Exercise aim. The word "icon" occurs in some lines of the data. Return each such line.

╭─ Input records

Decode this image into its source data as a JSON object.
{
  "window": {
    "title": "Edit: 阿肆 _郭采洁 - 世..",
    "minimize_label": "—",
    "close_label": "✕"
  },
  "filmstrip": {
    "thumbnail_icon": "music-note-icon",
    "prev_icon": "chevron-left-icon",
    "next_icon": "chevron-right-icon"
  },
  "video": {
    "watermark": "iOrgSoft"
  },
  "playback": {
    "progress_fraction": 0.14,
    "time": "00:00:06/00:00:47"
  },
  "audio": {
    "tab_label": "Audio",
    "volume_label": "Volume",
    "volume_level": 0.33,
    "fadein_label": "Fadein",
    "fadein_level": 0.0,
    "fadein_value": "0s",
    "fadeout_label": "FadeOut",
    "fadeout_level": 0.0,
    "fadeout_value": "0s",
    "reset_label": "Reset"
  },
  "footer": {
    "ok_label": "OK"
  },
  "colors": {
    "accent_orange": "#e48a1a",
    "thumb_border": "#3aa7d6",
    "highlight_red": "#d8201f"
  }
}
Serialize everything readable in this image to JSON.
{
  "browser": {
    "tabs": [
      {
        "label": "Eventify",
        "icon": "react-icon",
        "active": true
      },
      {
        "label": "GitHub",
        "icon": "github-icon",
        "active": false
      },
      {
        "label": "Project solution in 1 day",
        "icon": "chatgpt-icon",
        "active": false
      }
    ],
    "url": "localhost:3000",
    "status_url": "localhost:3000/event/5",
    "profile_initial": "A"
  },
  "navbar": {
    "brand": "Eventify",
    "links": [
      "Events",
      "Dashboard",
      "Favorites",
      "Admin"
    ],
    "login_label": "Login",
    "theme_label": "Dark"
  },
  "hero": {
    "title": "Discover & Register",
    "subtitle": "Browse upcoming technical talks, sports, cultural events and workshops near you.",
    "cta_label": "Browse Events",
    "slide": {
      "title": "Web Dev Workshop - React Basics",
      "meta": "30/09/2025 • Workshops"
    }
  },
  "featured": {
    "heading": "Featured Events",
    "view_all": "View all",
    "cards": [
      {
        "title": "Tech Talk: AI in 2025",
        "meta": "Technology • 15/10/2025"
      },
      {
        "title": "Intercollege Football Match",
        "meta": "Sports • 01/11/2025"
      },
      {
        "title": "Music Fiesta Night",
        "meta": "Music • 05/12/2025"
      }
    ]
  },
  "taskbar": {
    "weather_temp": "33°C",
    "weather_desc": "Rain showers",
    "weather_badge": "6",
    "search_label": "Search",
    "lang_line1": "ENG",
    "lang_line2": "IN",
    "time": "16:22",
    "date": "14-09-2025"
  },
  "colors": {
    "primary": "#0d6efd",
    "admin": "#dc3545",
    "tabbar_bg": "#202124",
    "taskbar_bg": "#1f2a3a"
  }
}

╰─

Worked solution.
    "thumbnail_icon": "music-note-icon",
    "prev_icon": "chevron-left-icon",
    "next_icon": "chevron-right-icon"
        "icon": "react-icon",
        "icon": "github-icon",
        "icon": "chatgpt-icon",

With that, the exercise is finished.